=== Section Start ===

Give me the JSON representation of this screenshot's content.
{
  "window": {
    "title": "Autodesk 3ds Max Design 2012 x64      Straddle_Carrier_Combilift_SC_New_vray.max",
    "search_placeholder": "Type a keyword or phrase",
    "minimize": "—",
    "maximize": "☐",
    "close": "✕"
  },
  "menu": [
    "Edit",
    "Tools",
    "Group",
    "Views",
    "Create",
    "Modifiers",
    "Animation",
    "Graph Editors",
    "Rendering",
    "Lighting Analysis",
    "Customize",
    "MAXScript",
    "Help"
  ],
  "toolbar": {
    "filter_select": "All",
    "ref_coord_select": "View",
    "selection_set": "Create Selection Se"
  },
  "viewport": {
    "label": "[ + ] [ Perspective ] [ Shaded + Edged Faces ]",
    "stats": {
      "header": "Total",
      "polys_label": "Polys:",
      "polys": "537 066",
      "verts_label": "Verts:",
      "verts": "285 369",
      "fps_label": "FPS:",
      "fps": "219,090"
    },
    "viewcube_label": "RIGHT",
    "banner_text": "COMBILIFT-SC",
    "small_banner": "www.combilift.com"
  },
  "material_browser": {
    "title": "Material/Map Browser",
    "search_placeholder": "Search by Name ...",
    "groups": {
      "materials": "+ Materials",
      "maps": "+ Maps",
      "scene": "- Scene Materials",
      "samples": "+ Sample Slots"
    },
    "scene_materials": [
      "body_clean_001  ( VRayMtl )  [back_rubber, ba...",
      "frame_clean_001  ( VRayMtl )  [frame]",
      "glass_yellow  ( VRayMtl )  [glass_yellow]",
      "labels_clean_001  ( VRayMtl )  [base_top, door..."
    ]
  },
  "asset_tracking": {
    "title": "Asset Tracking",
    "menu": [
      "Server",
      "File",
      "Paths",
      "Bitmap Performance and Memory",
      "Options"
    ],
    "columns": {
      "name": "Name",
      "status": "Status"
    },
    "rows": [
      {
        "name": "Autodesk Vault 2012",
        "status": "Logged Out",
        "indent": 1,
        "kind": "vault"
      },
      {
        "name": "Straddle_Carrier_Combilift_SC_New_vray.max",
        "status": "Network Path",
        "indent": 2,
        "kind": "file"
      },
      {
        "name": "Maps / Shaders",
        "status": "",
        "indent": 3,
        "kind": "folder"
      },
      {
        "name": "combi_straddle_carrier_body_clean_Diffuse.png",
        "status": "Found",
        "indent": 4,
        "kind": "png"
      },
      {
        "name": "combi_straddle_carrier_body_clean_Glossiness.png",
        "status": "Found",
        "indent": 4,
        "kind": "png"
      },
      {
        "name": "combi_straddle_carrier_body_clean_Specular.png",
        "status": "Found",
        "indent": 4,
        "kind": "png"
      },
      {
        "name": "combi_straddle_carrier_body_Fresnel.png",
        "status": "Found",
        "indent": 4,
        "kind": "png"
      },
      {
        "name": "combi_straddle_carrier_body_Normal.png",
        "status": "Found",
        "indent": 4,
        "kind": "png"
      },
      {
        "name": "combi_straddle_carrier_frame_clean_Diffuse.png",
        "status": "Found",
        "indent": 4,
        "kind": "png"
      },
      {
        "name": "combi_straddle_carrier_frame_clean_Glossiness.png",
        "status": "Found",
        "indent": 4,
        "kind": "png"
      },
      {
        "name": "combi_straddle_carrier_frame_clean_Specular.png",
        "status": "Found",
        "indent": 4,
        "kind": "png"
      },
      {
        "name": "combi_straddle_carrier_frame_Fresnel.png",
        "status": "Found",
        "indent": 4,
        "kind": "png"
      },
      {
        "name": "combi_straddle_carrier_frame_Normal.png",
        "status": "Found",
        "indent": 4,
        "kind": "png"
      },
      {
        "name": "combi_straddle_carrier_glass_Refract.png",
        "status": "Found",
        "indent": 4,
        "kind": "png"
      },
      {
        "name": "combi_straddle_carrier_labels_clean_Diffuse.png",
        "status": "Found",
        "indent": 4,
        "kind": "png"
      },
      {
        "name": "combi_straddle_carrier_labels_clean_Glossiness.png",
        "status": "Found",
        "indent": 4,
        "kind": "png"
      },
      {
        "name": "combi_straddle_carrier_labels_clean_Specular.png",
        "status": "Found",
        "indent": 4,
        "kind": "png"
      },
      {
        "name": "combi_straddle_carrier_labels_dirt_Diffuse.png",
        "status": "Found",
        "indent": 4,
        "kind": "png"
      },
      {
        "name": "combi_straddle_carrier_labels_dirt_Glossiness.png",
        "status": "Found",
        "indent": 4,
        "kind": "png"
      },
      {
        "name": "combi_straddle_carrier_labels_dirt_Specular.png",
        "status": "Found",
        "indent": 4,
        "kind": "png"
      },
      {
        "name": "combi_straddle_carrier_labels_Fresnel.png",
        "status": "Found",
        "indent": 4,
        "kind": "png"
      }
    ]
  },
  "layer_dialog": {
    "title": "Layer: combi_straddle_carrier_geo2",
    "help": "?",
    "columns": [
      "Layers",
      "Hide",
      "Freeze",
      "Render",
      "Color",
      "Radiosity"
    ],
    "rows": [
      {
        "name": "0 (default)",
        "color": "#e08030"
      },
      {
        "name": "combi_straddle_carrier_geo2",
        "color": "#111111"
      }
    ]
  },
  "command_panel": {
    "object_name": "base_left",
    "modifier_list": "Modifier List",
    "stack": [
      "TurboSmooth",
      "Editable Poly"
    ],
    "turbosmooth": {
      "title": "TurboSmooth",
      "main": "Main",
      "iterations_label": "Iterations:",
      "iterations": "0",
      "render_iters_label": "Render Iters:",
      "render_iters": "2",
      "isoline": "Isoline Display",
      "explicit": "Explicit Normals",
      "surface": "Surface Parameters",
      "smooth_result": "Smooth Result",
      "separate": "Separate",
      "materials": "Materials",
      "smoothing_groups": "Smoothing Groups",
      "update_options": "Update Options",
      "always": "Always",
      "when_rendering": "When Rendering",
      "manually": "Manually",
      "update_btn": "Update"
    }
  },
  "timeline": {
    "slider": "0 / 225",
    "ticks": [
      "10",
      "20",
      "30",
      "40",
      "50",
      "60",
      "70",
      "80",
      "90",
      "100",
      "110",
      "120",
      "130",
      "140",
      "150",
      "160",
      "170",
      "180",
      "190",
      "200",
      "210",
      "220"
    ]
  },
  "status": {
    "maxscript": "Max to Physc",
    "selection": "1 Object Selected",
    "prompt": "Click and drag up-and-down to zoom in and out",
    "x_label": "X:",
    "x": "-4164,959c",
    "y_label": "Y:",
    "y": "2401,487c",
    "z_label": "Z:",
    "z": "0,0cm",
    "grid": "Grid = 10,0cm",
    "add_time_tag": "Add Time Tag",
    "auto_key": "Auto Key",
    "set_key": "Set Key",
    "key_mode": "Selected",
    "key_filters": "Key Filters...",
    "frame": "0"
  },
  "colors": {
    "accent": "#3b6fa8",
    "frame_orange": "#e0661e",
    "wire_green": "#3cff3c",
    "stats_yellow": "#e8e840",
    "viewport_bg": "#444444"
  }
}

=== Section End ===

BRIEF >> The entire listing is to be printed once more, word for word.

RESPONSE BELOW >>
Give me the JSON representation of this screenshot's content.
{
  "window": {
    "title": "Autodesk 3ds Max Design 2012 x64      Straddle_Carrier_Combilift_SC_New_vray.max",
    "search_placeholder": "Type a keyword or phrase",
    "minimize": "—",
    "maximize": "☐",
    "close": "✕"
  },
  "menu": [
    "Edit",
    "Tools",
    "Group",
    "Views",
    "Create",
    "Modifiers",
    "Animation",
    "Graph Editors",
    "Rendering",
    "Lighting Analysis",
    "Customize",
    "MAXScript",
    "Help"
  ],
  "toolbar": {
    "filter_select": "All",
    "ref_coord_select": "View",
    "selection_set": "Create Selection Se"
  },
  "viewport": {
    "label": "[ + ] [ Perspective ] [ Shaded + Edged Faces ]",
    "stats": {
      "header": "Total",
      "polys_label": "Polys:",
      "polys": "537 066",
      "verts_label": "Verts:",
      "verts": "285 369",
      "fps_label": "FPS:",
      "fps": "219,090"
    },
    "viewcube_label": "RIGHT",
    "banner_text": "COMBILIFT-SC",
    "small_banner": "www.combilift.com"
  },
  "material_browser": {
    "title": "Material/Map Browser",
    "search_placeholder": "Search by Name ...",
    "groups": {
      "materials": "+ Materials",
      "maps": "+ Maps",
      "scene": "- Scene Materials",
      "samples": "+ Sample Slots"
    },
    "scene_materials": [
      "body_clean_001  ( VRayMtl )  [back_rubber, ba...",
      "frame_clean_001  ( VRayMtl )  [frame]",
      "glass_yellow  ( VRayMtl )  [glass_yellow]",
      "labels_clean_001  ( VRayMtl )  [base_top, door..."
    ]
  },
  "asset_tracking": {
    "title": "Asset Tracking",
    "menu": [
      "Server",
      "File",
      "Paths",
      "Bitmap Performance and Memory",
      "Options"
    ],
    "columns": {
      "name": "Name",
      "status": "Status"
    },
    "rows": [
      {
        "name": "Autodesk Vault 2012",
        "status": "Logged Out",
        "indent": 1,
        "kind": "vault"
      },
      {
        "name": "Straddle_Carrier_Combilift_SC_New_vray.max",
        "status": "Network Path",
        "indent": 2,
        "kind": "file"
      },
      {
        "name": "Maps / Shaders",
        "status": "",
        "indent": 3,
        "kind": "folder"
      },
      {
        "name": "combi_straddle_carrier_body_clean_Diffuse.png",
        "status": "Found",
        "indent": 4,
        "kind": "png"
      },
      {
        "name": "combi_straddle_carrier_body_clean_Glossiness.png",
        "status": "Found",
        "indent": 4,
        "kind": "png"
      },
      {
        "name": "combi_straddle_carrier_body_clean_Specular.png",
        "status": "Found",
        "indent": 4,
        "kind": "png"
      },
      {
        "name": "combi_straddle_carrier_body_Fresnel.png",
        "status": "Found",
        "indent": 4,
        "kind": "png"
      },
      {
        "name": "combi_straddle_carrier_body_Normal.png",
        "status": "Found",
        "indent": 4,
        "kind": "png"
      },
      {
        "name": "combi_straddle_carrier_frame_clean_Diffuse.png",
        "status": "Found",
        "indent": 4,
        "kind": "png"
      },
      {
        "name": "combi_straddle_carrier_frame_clean_Glossiness.png",
        "status": "Found",
        "indent": 4,
        "kind": "png"
      },
      {
        "name": "combi_straddle_carrier_frame_clean_Specular.png",
        "status": "Found",
        "indent": 4,
        "kind": "png"
      },
      {
        "name": "combi_straddle_carrier_frame_Fresnel.png",
        "status": "Found",
        "indent": 4,
        "kind": "png"
      },
      {
        "name": "combi_straddle_carrier_frame_Normal.png",
        "status": "Found",
        "indent": 4,
        "kind": "png"
      },
      {
        "name": "combi_straddle_carrier_glass_Refract.png",
        "status": "Found",
        "indent": 4,
        "kind": "png"
      },
      {
        "name": "combi_straddle_carrier_labels_clean_Diffuse.png",
        "status": "Found",
        "indent": 4,
        "kind": "png"
      },
      {
        "name": "combi_straddle_carrier_labels_clean_Glossiness.png",
        "status": "Found",
        "indent": 4,
        "kind": "png"
      },
      {
        "name": "combi_straddle_carrier_labels_clean_Specular.png",
        "status": "Found",
        "indent": 4,
        "kind": "png"
      },
      {
        "name": "combi_straddle_carrier_labels_dirt_Diffuse.png",
        "status": "Found",
        "indent": 4,
        "kind": "png"
      },
      {
        "name": "combi_straddle_carrier_labels_dirt_Glossiness.png",
        "status": "Found",
        "indent": 4,
        "kind": "png"
      },
      {
        "name": "combi_straddle_carrier_labels_dirt_Specular.png",
        "status": "Found",
        "indent": 4,
        "kind": "png"
      },
      {
        "name": "combi_straddle_carrier_labels_Fresnel.png",
        "status": "Found",
        "indent": 4,
        "kind": "png"
      }
    ]
  },
  "layer_dialog": {
    "title": "Layer: combi_straddle_carrier_geo2",
    "help": "?",
    "columns": [
      "Layers",
      "Hide",
      "Freeze",
      "Render",
      "Color",
      "Radiosity"
    ],
    "rows": [
      {
        "name": "0 (default)",
        "color": "#e08030"
      },
      {
        "name": "combi_straddle_carrier_geo2",
        "color": "#111111"
      }
    ]
  },
  "command_panel": {
    "object_name": "base_left",
    "modifier_list": "Modifier List",
    "stack": [
      "TurboSmooth",
      "Editable Poly"
    ],
    "turbosmooth": {
      "title": "TurboSmooth",
      "main": "Main",
      "iterations_label": "Iterations:",
      "iterations": "0",
      "render_iters_label": "Render Iters:",
      "render_iters": "2",
      "isoline": "Isoline Display",
      "explicit": "Explicit Normals",
      "surface": "Surface Parameters",
      "smooth_result": "Smooth Result",
      "separate": "Separate",
      "materials": "Materials",
      "smoothing_groups": "Smoothing Groups",
      "update_options": "Update Options",
      "always": "Always",
      "when_rendering": "When Rendering",
      "manually": "Manually",
      "update_btn": "Update"
    }
  },
  "timeline": {
    "slider": "0 / 225",
    "ticks": [
      "10",
      "20",
      "30",
      "40",
      "50",
      "60",
      "70",
      "80",
      "90",
      "100",
      "110",
      "120",
      "130",
      "140",
      "150",
      "160",
      "170",
      "180",
      "190",
      "200",
      "210",
      "220"
    ]
  },
  "status": {
    "maxscript": "Max to Physc",
    "selection": "1 Object Selected",
    "prompt": "Click and drag up-and-down to zoom in and out",
    "x_label": "X:",
    "x": "-4164,959c",
    "y_label": "Y:",
    "y": "2401,487c",
    "z_label": "Z:",
    "z": "0,0cm",
    "grid": "Grid = 10,0cm",
    "add_time_tag": "Add Time Tag",
    "auto_key": "Auto Key",
    "set_key": "Set Key",
    "key_mode": "Selected",
    "key_filters": "Key Filters...",
    "frame": "0"
  },
  "colors": {
    "accent": "#3b6fa8",
    "frame_orange": "#e0661e",
    "wire_green": "#3cff3c",
    "stats_yellow": "#e8e840",
    "viewport_bg": "#444444"
  }
}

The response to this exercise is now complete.